TASK ITEM: In which lines of the data does the string "Picasa" appear? Copy every one.

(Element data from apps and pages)
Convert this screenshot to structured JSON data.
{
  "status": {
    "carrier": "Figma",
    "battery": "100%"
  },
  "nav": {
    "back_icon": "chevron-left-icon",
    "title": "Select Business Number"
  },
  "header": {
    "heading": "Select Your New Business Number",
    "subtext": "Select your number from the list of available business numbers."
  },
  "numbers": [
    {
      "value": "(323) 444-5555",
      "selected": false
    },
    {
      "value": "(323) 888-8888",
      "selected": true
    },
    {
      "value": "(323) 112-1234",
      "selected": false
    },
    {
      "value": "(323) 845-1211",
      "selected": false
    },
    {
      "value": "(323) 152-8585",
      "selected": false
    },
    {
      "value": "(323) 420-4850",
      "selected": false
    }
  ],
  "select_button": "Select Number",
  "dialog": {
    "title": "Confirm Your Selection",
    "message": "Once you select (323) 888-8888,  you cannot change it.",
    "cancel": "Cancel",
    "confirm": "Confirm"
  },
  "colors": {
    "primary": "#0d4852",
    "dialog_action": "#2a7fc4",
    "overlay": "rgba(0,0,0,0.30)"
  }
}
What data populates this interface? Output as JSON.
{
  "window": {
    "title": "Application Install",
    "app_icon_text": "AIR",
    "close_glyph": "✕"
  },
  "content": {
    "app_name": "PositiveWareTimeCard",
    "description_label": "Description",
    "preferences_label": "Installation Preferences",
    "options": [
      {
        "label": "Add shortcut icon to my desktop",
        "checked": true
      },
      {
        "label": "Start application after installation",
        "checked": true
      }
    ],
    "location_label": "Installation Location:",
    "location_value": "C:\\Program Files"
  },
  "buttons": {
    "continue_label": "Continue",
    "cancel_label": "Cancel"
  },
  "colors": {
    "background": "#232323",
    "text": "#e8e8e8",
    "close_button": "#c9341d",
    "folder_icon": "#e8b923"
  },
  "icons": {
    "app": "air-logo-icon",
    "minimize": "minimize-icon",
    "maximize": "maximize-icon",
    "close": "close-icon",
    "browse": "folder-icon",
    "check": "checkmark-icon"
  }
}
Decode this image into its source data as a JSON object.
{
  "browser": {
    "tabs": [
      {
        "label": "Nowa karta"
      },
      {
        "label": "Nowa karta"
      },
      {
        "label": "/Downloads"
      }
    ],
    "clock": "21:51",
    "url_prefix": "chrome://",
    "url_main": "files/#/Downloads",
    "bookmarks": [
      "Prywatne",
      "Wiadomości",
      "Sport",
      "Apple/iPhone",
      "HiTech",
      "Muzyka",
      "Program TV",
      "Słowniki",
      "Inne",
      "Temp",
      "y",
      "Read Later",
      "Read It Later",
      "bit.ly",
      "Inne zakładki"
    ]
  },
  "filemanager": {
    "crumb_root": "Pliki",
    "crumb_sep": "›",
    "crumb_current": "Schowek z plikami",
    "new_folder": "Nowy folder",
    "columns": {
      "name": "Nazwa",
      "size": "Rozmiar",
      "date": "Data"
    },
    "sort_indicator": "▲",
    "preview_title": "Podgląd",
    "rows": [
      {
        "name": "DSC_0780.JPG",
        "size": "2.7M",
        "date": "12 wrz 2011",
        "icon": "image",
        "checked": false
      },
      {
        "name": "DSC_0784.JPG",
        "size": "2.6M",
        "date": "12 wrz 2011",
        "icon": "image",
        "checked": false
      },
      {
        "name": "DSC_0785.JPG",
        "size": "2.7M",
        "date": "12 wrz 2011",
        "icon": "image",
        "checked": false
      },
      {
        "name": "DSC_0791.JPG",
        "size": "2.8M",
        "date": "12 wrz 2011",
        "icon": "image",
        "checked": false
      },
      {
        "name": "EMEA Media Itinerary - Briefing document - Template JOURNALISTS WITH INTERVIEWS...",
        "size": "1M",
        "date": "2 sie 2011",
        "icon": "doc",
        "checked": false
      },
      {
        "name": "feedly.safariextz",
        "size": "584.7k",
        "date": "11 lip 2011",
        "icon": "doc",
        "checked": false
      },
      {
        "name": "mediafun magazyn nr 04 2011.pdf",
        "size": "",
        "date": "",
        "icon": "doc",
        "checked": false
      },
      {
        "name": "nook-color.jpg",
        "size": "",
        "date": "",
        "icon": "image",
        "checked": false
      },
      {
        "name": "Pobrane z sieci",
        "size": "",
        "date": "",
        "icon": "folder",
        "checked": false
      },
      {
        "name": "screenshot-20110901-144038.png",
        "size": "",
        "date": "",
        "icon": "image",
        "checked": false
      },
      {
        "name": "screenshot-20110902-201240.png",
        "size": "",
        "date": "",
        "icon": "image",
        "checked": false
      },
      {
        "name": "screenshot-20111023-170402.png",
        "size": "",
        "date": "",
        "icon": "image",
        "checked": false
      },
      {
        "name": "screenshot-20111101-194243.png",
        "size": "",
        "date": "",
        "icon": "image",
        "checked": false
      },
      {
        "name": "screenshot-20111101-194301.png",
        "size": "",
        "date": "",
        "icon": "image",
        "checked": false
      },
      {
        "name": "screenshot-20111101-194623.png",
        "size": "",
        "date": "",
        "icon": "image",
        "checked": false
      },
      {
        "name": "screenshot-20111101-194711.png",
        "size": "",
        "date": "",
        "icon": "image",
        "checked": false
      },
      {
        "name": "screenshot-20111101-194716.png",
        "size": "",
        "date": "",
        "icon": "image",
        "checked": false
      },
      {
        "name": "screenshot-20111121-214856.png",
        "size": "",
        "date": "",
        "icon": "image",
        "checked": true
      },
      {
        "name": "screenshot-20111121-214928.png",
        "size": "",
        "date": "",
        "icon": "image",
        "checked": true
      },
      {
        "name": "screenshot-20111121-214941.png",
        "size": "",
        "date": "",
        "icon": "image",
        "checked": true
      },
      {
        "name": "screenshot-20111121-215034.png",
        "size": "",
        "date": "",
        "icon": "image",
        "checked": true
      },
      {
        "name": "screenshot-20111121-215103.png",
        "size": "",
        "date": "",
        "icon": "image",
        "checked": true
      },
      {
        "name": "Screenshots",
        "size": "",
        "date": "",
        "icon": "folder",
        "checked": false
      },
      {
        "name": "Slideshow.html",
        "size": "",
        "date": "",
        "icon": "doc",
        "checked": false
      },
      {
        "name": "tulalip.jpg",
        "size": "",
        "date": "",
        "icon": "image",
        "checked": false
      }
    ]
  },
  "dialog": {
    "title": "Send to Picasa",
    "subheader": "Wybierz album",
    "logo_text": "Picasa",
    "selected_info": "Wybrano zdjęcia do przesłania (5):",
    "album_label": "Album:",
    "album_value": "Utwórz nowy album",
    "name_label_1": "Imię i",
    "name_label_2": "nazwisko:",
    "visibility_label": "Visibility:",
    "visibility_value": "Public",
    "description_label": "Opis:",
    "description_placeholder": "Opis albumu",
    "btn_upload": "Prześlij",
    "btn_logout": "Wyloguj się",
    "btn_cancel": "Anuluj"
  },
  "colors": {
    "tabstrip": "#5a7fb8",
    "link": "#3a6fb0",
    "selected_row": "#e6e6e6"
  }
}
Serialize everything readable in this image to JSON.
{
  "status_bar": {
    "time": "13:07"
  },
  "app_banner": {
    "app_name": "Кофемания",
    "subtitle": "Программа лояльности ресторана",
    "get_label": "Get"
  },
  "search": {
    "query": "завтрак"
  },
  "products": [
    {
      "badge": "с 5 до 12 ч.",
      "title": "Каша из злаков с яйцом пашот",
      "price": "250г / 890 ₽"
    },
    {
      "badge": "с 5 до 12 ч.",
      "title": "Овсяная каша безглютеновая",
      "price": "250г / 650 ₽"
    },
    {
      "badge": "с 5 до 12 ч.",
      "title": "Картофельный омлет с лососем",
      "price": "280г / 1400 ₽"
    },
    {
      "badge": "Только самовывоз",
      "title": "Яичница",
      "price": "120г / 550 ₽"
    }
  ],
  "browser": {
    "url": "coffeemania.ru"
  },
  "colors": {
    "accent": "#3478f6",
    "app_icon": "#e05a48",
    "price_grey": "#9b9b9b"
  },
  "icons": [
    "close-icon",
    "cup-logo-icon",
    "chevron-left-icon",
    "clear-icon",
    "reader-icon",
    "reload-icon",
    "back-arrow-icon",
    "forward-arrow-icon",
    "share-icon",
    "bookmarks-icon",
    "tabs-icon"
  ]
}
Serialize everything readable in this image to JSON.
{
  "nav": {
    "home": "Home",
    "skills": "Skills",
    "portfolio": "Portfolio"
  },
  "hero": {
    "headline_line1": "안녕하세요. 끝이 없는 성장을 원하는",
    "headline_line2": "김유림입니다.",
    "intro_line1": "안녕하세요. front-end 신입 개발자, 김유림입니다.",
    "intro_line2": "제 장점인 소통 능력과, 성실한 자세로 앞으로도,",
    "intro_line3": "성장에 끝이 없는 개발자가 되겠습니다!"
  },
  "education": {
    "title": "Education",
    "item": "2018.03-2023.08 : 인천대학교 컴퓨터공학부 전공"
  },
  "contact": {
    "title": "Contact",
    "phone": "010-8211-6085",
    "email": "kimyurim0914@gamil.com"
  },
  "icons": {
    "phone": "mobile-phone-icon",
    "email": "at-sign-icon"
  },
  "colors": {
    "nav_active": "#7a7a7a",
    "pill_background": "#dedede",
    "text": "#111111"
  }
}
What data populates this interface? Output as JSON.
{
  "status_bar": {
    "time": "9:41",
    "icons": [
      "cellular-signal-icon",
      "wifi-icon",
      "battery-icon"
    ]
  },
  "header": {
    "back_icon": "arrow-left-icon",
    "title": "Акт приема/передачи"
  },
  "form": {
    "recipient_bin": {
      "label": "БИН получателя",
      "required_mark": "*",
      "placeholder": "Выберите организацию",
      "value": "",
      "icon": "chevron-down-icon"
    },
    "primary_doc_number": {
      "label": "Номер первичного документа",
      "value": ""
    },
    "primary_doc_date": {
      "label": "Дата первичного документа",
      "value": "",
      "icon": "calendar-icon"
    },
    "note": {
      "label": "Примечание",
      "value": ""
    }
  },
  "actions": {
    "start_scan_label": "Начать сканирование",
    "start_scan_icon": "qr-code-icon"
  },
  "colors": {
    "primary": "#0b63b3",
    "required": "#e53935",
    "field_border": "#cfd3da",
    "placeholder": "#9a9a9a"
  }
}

OUTPUT FOR THIS EXERCISE:
    "title": "Send to Picasa",
    "logo_text": "Picasa",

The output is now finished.